━━ Working data

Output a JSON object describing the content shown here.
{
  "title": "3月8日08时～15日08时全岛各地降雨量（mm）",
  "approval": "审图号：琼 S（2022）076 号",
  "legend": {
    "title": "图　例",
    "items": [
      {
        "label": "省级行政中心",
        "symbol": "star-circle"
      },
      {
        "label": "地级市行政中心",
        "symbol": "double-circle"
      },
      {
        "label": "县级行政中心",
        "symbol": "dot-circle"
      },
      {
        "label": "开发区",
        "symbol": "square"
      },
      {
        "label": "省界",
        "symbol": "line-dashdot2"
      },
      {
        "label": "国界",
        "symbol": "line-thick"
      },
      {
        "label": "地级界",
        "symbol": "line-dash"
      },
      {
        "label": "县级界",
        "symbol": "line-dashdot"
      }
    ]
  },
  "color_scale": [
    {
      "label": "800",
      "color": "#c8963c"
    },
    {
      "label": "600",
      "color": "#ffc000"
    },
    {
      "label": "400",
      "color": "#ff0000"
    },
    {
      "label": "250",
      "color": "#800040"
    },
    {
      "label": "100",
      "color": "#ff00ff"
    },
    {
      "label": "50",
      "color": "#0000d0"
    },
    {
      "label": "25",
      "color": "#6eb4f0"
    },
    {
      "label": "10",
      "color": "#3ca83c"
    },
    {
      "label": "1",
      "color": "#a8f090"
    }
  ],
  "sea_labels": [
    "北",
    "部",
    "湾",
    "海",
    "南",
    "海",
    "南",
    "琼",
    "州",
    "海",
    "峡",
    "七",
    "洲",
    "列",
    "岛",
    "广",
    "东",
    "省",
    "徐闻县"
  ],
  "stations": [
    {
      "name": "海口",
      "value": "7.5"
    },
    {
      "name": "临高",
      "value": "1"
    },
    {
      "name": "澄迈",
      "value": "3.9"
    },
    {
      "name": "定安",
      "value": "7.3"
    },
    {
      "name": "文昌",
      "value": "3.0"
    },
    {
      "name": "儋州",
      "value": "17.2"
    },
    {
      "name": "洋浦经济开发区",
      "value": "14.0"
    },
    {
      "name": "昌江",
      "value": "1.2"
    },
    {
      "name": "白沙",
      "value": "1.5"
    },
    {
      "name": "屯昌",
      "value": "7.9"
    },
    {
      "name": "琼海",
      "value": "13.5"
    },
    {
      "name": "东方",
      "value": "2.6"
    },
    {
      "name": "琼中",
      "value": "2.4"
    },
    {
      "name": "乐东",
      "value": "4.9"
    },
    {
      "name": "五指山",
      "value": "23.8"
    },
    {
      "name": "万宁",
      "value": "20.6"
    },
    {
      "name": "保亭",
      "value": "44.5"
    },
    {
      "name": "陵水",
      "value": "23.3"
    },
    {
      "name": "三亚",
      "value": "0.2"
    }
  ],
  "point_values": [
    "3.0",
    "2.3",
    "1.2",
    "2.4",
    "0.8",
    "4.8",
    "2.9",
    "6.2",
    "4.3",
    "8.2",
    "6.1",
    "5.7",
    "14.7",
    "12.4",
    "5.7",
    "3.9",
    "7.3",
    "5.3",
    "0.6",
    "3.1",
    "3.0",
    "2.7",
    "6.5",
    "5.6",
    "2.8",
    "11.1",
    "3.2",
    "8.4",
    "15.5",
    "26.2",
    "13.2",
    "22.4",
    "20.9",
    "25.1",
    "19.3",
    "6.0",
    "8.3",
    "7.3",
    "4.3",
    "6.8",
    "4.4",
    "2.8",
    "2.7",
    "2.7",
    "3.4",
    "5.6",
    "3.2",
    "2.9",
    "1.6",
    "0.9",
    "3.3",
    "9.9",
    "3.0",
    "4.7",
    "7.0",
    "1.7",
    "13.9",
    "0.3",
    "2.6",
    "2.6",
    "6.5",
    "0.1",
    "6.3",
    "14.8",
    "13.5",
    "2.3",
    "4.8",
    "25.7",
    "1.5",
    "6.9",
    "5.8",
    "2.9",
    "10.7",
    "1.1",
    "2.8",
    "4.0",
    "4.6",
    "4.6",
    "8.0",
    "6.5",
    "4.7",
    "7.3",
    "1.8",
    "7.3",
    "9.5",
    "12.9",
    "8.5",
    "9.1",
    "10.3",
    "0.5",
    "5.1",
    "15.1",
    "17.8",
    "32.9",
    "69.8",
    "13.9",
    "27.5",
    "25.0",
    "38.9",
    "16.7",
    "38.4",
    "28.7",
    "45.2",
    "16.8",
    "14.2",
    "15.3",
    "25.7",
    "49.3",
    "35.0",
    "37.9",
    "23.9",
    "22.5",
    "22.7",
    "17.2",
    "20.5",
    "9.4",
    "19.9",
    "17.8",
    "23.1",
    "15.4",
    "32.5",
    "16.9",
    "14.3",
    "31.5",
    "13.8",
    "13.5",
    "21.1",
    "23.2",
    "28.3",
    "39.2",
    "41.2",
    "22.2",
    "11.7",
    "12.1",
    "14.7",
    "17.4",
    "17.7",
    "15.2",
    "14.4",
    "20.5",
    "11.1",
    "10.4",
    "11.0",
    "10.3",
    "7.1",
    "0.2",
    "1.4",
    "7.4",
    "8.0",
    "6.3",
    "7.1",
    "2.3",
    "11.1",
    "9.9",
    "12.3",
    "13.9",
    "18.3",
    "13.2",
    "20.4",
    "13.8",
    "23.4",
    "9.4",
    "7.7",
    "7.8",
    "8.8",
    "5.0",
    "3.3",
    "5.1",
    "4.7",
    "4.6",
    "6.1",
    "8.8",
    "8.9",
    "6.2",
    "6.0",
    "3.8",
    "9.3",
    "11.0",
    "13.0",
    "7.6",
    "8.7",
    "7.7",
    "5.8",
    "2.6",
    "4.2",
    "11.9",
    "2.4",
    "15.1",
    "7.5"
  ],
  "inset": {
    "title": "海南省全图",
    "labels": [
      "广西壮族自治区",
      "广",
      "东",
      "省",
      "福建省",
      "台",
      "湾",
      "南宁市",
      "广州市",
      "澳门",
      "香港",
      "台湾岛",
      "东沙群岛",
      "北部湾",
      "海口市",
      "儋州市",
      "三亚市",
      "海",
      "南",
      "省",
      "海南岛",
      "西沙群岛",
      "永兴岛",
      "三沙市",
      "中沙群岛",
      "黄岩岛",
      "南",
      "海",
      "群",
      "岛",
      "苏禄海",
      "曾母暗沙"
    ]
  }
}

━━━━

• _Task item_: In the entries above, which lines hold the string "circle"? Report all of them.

• _Response below_:
        "symbol": "star-circle"
        "symbol": "double-circle"
        "symbol": "dot-circle"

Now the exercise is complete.